Drawing a bode plot of transfer function with unknown gain

I want to draw bode plot of this transfer function:

$$G(p) = {K \over p \space (1+0.1p) \space (1+0.05p)}$$

But I don't know what to do with that K (static gain) -- I've only drawn TF with known gain.

• Just make your y axis G/K in dB – Scott Seidman Jun 25 '16 at 2:18
• Thats sound good, but if i want to measure wc0 from the graph what to do ? because it will be changing with K. – saad abouzahir Jun 25 '16 at 2:21
• No, it won't change with K – Scott Seidman Jun 25 '16 at 2:22
• Assume K is 1. Then include the change in gain as a linear vertical shift in the final bode plot.

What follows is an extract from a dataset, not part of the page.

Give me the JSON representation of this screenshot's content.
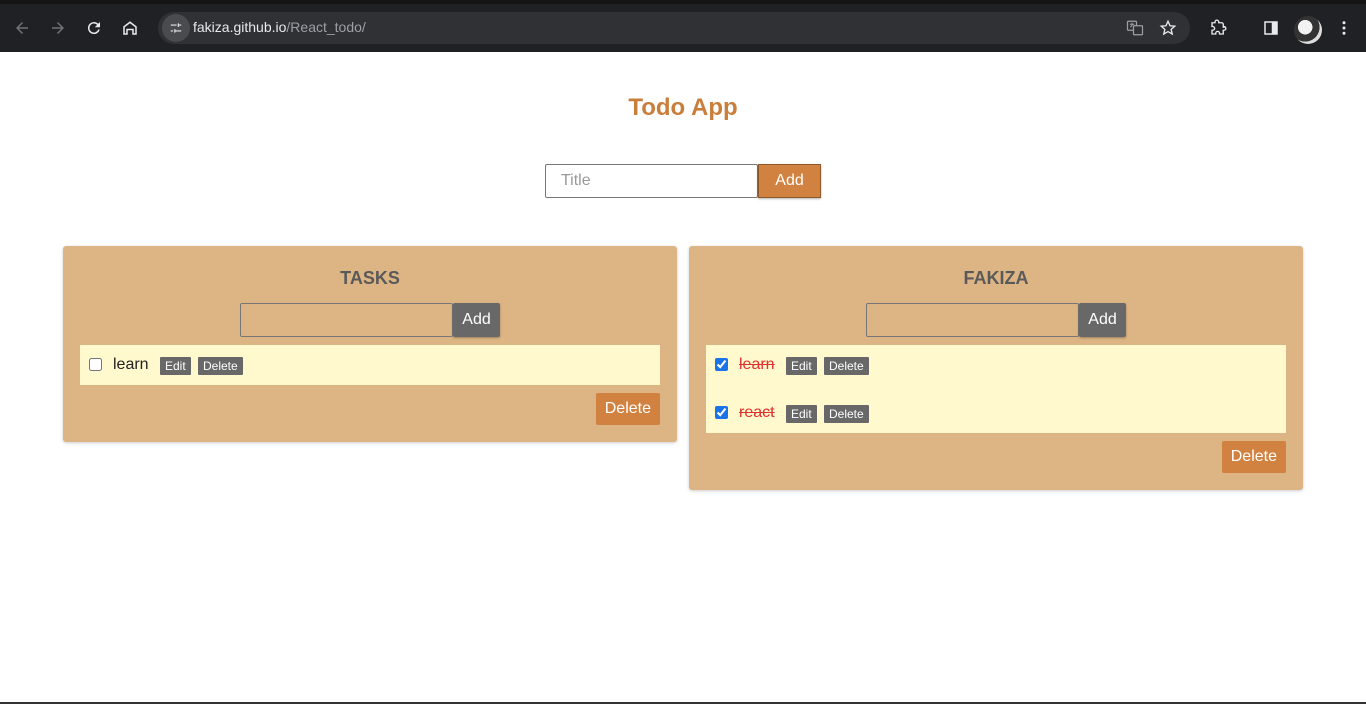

For this (homework?) question, the K is relatively inconsequential versus working with the second-order system. – user2943160 Jun 25 '16 at 2:24
• pulse at 0dB, it did change, i choosed k=1 and it was about wc0 = 1, and for K=10 it becomes wc0 = 10 – saad abouzahir Jun 25 '16 at 2:25

The shape of the function is exactly the same for all values of K (assuming you're drawing a Bode plot). Different values of K just mean a translation of the graph upwards for higher values or downwars for lower values.

Ok, let's do some math to explain more explicitly what has been said in some comments to your question.

Let's rewrite G as another TF multiplied by K:

$$G(p) = K \cdot G_n(p)$$

where

$$G_n(p) = \dfrac{1} {p \cdot (1+0.1p) \cdot (1+0.05p)}$$

is the normalized (with respect to K) TF.

Let's define the logarithmic (dB) amplitude response of the system this way:

$$A_{(dB)}(\omega) = 20 \log_{10} \left| G(j\omega) \right|$$

We see easily that:

$$A_{(dB)}(\omega) = \\[1em] = 20 \log_{10} \left| K \cdot G_n(j\omega) \right| = \\[1em] = 20 \log_{10} \left| K \right| + 20 \log_{10} \left| G_n(j\omega) \right| = \\[1em] = K_{(dB)} + A_{n(dB)}(\omega)$$

Where $A_{n(dB)}$ is the amplitude response relative to the normalized TF and $K_{(dB)}$ is the constant K expressed in dB:

\begin{align*} A_{n(dB)}(\omega) &= 20 \log_{10} \left| G_n(j\omega) \right| \\[1em] K_{(dB)} &= 20 \log_{10} \left| K \right| \end{align*}

From that you can see that the only difference in the amplitude Bode plot between the original and the normalized TF is just a vertical shift, so the corner frequencies of both plots will remain the same.

Here is an LTspice simulation that shows practically the situation:  Of course I had to choose a value for K (100 = 40dB), but you can easily see that any change to K will just change the amount of the vertical shift.